=== Required work ===
Could you report every line from the entries that includes the word "label"?

=== Material provided ===
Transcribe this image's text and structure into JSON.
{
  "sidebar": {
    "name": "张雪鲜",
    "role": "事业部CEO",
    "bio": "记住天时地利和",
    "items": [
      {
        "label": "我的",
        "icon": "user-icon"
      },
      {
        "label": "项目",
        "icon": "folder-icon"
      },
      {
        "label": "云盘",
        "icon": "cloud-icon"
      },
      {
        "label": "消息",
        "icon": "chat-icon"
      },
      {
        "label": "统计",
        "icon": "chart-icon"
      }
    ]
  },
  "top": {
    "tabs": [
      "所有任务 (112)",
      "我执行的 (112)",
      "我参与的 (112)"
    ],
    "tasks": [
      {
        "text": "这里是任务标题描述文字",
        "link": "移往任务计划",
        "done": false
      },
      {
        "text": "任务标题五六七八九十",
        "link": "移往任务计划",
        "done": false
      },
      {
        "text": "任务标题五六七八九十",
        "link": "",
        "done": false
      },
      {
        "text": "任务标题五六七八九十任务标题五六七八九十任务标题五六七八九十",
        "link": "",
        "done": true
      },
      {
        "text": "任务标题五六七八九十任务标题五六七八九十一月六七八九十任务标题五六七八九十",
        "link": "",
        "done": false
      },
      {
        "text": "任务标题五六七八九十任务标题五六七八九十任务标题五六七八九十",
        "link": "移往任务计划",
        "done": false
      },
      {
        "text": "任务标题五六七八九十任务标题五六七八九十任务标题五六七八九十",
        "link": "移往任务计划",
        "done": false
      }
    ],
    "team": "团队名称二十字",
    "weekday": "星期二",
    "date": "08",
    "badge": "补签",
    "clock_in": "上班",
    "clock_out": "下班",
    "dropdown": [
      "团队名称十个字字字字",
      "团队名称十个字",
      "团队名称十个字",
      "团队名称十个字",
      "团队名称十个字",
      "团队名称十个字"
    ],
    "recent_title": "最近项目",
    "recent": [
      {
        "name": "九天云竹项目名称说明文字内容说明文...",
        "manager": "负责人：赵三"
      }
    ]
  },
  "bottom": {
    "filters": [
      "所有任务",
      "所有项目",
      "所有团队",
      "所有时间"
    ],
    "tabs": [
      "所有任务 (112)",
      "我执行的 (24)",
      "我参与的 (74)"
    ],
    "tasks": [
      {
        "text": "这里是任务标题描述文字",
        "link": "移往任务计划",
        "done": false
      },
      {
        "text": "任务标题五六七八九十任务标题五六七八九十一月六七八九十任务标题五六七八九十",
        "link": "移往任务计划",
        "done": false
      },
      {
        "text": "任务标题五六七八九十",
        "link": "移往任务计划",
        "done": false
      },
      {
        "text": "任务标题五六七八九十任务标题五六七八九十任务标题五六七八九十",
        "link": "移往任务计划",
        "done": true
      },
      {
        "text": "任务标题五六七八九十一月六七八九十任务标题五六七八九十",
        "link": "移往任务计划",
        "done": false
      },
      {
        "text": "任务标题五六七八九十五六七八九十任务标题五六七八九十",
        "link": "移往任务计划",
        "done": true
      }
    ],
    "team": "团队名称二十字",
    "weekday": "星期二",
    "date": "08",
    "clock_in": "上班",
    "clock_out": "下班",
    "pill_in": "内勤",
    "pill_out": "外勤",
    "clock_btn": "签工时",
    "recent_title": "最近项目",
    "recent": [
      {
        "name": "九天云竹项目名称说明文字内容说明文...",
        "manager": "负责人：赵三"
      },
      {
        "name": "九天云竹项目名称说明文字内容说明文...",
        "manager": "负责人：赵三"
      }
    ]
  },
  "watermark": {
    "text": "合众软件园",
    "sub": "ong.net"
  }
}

=== Finished exercise ===
        "label": "我的",
        "label": "项目",
        "label": "云盘",
        "label": "消息",
        "label": "统计",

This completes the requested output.